- WHAT TO DO:
Where does the string "question" appear in the records? Copy every line that contains it.
== == ==
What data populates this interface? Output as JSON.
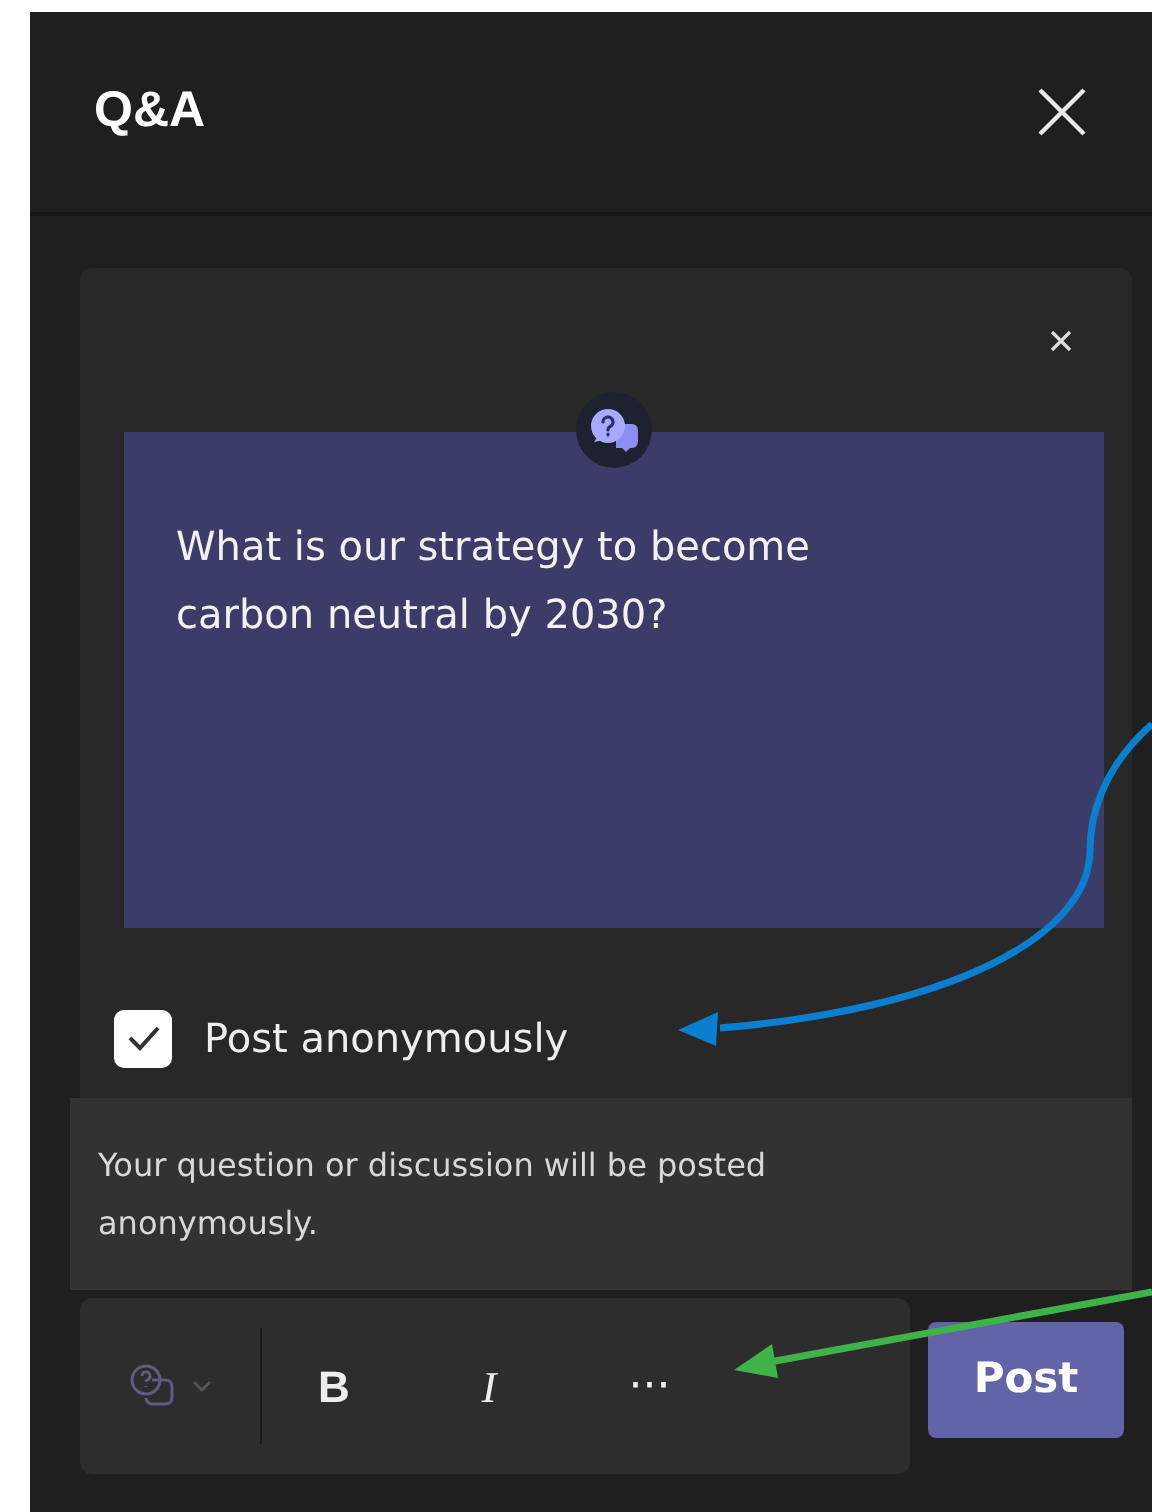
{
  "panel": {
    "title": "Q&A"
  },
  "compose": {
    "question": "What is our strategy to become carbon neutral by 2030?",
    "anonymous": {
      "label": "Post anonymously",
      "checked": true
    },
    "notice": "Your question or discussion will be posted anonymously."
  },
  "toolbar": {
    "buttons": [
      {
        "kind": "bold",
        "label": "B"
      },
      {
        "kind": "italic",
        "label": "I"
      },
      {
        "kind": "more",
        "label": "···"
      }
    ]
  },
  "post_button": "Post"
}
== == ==
- ANSWER SECTION:
    "question": "What is our strategy to become carbon neutral by 2030?",
    "notice": "Your question or discussion will be posted anonymously."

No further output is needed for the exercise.